The "Parental Anecdote" Rule of Columnizing

Even speaking as someone with 126 emails — oh Lord, 128 since I started writing this — marked as “important and unread” that I really do intend to answer as soon as possible, which is proving to be something of a struggle, and also sort of humiliating given that some of them date back to, like, January, this claim that people are digitally wasting our time with politeness is, as the publisher of Little Brown put it this morning, pretty much the day civilization died.

But here’s the deal. For each member of your family that your column cites, it becomes doubly as dubious. (This tactic is a hallmark of columns filed by reporters on their way to SXSW or the Oscars or whatever else they have to be at while still filling up that space in our newspapers.) So in this Nick Bilton joint about etiquette and communication, which absolutely definitely has some kernels of truth, for sure, he cites his dad (angry that the kids don’t listen to voicemails) and his mom (with whom he now communicates “mostly through Twitter,” which seems to me a remarkably “weak connection” to have with a primary family member), he has doubled down on parental anecdotes.

Bilton’s point — “But many social norms just don’t make sense to people drowning in digital communication” — is a funny and not really wrong but still wacky case of blaming other people’s norms for your own helpless situation.
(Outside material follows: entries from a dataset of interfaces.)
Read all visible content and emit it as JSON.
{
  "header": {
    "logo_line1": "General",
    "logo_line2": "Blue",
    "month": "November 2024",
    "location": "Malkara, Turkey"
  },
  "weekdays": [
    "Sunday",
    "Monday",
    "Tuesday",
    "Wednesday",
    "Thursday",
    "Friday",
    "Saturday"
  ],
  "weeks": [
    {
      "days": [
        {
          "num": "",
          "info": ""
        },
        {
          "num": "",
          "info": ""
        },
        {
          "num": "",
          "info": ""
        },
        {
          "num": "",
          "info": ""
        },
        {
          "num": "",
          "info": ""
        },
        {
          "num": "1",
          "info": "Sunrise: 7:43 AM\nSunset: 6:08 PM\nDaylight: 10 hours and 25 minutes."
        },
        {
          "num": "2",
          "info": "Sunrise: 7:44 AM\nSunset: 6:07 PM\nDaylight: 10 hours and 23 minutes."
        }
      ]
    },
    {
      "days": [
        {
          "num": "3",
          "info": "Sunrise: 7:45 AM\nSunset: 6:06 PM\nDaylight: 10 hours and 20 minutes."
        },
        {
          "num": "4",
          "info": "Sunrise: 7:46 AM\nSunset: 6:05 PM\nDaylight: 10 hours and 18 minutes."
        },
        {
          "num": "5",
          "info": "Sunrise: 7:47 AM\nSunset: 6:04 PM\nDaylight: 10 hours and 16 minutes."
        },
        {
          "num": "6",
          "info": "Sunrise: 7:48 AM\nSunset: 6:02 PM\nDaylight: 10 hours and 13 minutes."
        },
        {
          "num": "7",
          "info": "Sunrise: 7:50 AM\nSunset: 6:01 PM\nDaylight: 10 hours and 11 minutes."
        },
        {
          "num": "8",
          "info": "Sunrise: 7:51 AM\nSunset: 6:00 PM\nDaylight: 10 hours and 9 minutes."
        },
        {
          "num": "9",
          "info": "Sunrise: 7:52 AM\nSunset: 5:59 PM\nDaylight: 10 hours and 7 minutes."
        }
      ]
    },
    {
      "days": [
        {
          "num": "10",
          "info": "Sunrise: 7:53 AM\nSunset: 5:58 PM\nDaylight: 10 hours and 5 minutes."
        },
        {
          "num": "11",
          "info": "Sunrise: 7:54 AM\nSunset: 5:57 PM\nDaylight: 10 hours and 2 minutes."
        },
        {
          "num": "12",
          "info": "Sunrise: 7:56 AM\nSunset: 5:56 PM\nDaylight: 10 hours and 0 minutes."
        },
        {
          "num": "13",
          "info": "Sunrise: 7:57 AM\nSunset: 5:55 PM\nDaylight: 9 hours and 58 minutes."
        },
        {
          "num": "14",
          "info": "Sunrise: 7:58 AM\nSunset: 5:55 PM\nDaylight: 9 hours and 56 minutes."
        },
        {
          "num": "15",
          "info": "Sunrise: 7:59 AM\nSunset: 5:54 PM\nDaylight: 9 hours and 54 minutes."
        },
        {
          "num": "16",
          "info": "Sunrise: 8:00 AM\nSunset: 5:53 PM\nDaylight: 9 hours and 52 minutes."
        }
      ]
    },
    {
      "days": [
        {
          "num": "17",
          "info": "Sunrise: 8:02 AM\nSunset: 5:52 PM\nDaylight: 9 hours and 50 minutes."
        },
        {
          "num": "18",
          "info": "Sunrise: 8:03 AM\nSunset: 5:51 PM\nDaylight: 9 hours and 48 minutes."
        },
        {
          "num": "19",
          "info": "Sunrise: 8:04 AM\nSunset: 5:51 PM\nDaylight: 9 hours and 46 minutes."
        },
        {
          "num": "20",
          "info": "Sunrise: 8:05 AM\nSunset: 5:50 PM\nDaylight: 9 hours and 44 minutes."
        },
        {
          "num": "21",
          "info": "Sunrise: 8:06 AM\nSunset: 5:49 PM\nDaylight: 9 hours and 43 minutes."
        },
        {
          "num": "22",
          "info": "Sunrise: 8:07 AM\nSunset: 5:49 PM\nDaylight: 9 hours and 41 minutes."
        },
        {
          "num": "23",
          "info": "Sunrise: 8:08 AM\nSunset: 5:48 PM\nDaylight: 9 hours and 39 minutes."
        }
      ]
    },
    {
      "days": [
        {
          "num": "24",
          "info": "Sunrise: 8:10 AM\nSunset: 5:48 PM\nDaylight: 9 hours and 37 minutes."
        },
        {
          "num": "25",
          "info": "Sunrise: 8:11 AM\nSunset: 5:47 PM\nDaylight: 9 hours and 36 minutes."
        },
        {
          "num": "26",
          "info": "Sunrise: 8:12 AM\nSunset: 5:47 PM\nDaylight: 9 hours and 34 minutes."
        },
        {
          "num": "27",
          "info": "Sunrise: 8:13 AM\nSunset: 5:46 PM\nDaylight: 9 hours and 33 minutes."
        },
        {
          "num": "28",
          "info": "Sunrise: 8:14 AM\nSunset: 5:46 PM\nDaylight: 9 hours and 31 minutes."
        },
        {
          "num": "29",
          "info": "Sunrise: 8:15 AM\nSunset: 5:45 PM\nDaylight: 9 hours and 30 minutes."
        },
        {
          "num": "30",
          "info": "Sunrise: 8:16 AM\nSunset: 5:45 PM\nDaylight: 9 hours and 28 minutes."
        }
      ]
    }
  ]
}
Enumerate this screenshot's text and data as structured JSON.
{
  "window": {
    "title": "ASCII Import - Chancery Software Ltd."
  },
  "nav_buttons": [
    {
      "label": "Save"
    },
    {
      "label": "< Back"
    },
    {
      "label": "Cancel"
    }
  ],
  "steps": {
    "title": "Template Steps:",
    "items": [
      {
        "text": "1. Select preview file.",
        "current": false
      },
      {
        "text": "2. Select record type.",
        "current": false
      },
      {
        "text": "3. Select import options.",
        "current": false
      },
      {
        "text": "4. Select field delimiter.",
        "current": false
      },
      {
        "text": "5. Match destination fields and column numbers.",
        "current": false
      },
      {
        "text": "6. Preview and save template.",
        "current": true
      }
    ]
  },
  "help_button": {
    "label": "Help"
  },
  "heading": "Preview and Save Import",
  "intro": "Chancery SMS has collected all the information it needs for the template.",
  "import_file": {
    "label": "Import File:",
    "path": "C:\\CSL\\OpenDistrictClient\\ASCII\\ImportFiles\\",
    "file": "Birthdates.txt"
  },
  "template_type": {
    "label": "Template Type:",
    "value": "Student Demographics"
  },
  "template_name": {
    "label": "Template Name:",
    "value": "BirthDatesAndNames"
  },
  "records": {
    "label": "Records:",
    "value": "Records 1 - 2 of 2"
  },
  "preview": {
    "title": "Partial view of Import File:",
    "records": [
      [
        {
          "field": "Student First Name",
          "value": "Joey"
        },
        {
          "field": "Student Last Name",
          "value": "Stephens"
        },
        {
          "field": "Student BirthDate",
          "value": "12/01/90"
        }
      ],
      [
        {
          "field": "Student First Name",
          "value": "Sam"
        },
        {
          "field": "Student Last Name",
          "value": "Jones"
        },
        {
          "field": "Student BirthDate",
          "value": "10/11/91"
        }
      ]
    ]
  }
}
We’re the ones doing it wrong, if we can’t get through our inboxes or texts or whatever properly. And the norms vary farther than we may expect. A voicemail, in the real world, is not actually an “impolite way of trying to connect with someone.” It’s perhaps inefficient in many cases, but outside of our bloggy ridiculous bubble, there are actually entire industries whose work is transacted by telephone, where email is limited to “Hey, just left you a voicemail, call me when you can.” That is because these real people work in businesses who actually matter, where real money changes hands, and where lawyers are regularly involved. You still can’t subpoena a phone conversation. Though great news: surely Google Glass will change all that.